■ ABOUT THIS EXERCISE
All entries below are to be duplicated verbatim.
*** Opening SUPPLIED RECORDS ***
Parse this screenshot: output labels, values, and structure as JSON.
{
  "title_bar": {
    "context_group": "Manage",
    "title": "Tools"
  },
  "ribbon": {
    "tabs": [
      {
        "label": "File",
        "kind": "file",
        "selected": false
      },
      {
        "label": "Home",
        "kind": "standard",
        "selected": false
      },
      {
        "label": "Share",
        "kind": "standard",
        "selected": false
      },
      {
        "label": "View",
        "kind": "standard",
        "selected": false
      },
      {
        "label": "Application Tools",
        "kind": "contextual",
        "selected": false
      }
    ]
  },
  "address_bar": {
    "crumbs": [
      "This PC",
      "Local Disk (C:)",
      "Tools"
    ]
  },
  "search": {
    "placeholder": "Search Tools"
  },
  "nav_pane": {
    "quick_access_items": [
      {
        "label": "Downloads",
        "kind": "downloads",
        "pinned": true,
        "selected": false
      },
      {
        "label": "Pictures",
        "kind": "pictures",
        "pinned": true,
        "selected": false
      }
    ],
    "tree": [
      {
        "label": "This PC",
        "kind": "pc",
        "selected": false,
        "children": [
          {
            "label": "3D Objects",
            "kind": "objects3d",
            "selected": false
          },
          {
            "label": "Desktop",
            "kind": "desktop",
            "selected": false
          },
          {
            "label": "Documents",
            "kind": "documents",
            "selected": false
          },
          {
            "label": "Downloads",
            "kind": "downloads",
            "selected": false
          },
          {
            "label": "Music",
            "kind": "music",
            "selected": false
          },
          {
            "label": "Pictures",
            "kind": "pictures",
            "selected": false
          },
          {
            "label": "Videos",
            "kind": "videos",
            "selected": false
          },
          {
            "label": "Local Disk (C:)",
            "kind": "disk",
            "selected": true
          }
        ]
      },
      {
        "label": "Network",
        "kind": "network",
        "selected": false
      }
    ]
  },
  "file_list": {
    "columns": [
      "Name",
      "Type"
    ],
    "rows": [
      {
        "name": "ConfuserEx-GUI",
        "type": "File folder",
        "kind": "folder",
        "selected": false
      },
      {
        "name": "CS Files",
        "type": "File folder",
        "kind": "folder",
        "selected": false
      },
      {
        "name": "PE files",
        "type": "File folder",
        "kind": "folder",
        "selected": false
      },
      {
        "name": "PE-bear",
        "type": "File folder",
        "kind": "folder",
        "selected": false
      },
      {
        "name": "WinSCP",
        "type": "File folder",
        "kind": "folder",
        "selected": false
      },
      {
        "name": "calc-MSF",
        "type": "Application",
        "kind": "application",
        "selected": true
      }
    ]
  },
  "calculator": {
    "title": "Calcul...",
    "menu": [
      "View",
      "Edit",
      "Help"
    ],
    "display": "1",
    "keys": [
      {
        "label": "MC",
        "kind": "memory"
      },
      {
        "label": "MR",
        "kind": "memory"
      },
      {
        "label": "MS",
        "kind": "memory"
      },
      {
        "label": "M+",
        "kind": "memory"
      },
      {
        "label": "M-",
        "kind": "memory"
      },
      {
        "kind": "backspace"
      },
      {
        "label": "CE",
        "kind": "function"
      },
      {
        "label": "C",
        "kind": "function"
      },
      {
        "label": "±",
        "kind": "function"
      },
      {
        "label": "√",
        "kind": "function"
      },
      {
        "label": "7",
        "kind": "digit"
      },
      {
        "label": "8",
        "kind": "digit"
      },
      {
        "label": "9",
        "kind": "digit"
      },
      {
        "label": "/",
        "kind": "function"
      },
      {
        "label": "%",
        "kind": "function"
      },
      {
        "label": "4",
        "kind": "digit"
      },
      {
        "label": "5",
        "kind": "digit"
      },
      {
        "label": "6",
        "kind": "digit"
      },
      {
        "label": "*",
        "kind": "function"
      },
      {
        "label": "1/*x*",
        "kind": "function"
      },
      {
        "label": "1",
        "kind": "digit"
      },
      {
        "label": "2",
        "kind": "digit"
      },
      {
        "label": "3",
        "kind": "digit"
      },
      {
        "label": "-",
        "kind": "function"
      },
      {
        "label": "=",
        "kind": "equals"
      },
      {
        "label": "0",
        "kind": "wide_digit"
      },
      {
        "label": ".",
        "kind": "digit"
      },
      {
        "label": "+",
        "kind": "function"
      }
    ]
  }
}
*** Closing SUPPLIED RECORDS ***
■ EXERCISE RESPONSE
Parse this screenshot: output labels, values, and structure as JSON.
{
  "title_bar": {
    "context_group": "Manage",
    "title": "Tools"
  },
  "ribbon": {
    "tabs": [
      {
        "label": "File",
        "kind": "file",
        "selected": false
      },
      {
        "label": "Home",
        "kind": "standard",
        "selected": false
      },
      {
        "label": "Share",
        "kind": "standard",
        "selected": false
      },
      {
        "label": "View",
        "kind": "standard",
        "selected": false
      },
      {
        "label": "Application Tools",
        "kind": "contextual",
        "selected": false
      }
    ]
  },
  "address_bar": {
    "crumbs": [
      "This PC",
      "Local Disk (C:)",
      "Tools"
    ]
  },
  "search": {
    "placeholder": "Search Tools"
  },
  "nav_pane": {
    "quick_access_items": [
      {
        "label": "Downloads",
        "kind": "downloads",
        "pinned": true,
        "selected": false
      },
      {
        "label": "Pictures",
        "kind": "pictures",
        "pinned": true,
        "selected": false
      }
    ],
    "tree": [
      {
        "label": "This PC",
        "kind": "pc",
        "selected": false,
        "children": [
          {
            "label": "3D Objects",
            "kind": "objects3d",
            "selected": false
          },
          {
            "label": "Desktop",
            "kind": "desktop",
            "selected": false
          },
          {
            "label": "Documents",
            "kind": "documents",
            "selected": false
          },
          {
            "label": "Downloads",
            "kind": "downloads",
            "selected": false
          },
          {
            "label": "Music",
            "kind": "music",
            "selected": false
          },
          {
            "label": "Pictures",
            "kind": "pictures",
            "selected": false
          },
          {
            "label": "Videos",
            "kind": "videos",
            "selected": false
          },
          {
            "label": "Local Disk (C:)",
            "kind": "disk",
            "selected": true
          }
        ]
      },
      {
        "label": "Network",
        "kind": "network",
        "selected": false
      }
    ]
  },
  "file_list": {
    "columns": [
      "Name",
      "Type"
    ],
    "rows": [
      {
        "name": "ConfuserEx-GUI",
        "type": "File folder",
        "kind": "folder",
        "selected": false
      },
      {
        "name": "CS Files",
        "type": "File folder",
        "kind": "folder",
        "selected": false
      },
      {
        "name": "PE files",
        "type": "File folder",
        "kind": "folder",
        "selected": false
      },
      {
        "name": "PE-bear",
        "type": "File folder",
        "kind": "folder",
        "selected": false
      },
      {
        "name": "WinSCP",
        "type": "File folder",
        "kind": "folder",
        "selected": false
      },
      {
        "name": "calc-MSF",
        "type": "Application",
        "kind": "application",
        "selected": true
      }
    ]
  },
  "calculator": {
    "title": "Calcul...",
    "menu": [
      "View",
      "Edit",
      "Help"
    ],
    "display": "1",
    "keys": [
      {
        "label": "MC",
        "kind": "memory"
      },
      {
        "label": "MR",
        "kind": "memory"
      },
      {
        "label": "MS",
        "kind": "memory"
      },
      {
        "label": "M+",
        "kind": "memory"
      },
      {
        "label": "M-",
        "kind": "memory"
      },
      {
        "kind": "backspace"
      },
      {
        "label": "CE",
        "kind": "function"
      },
      {
        "label": "C",
        "kind": "function"
      },
      {
        "label": "±",
        "kind": "function"
      },
      {
        "label": "√",
        "kind": "function"
      },
      {
        "label": "7",
        "kind": "digit"
      },
      {
        "label": "8",
        "kind": "digit"
      },
      {
        "label": "9",
        "kind": "digit"
      },
      {
        "label": "/",
        "kind": "function"
      },
      {
        "label": "%",
        "kind": "function"
      },
      {
        "label": "4",
        "kind": "digit"
      },
      {
        "label": "5",
        "kind": "digit"
      },
      {
        "label": "6",
        "kind": "digit"
      },
      {
        "label": "*",
        "kind": "function"
      },
      {
        "label": "1/*x*",
        "kind": "function"
      },
      {
        "label": "1",
        "kind": "digit"
      },
      {
        "label": "2",
        "kind": "digit"
      },
      {
        "label": "3",
        "kind": "digit"
      },
      {
        "label": "-",
        "kind": "function"
      },
      {
        "label": "=",
        "kind": "equals"
      },
      {
        "label": "0",
        "kind": "wide_digit"
      },
      {
        "label": ".",
        "kind": "digit"
      },
      {
        "label": "+",
        "kind": "function"
      }
    ]
  }
}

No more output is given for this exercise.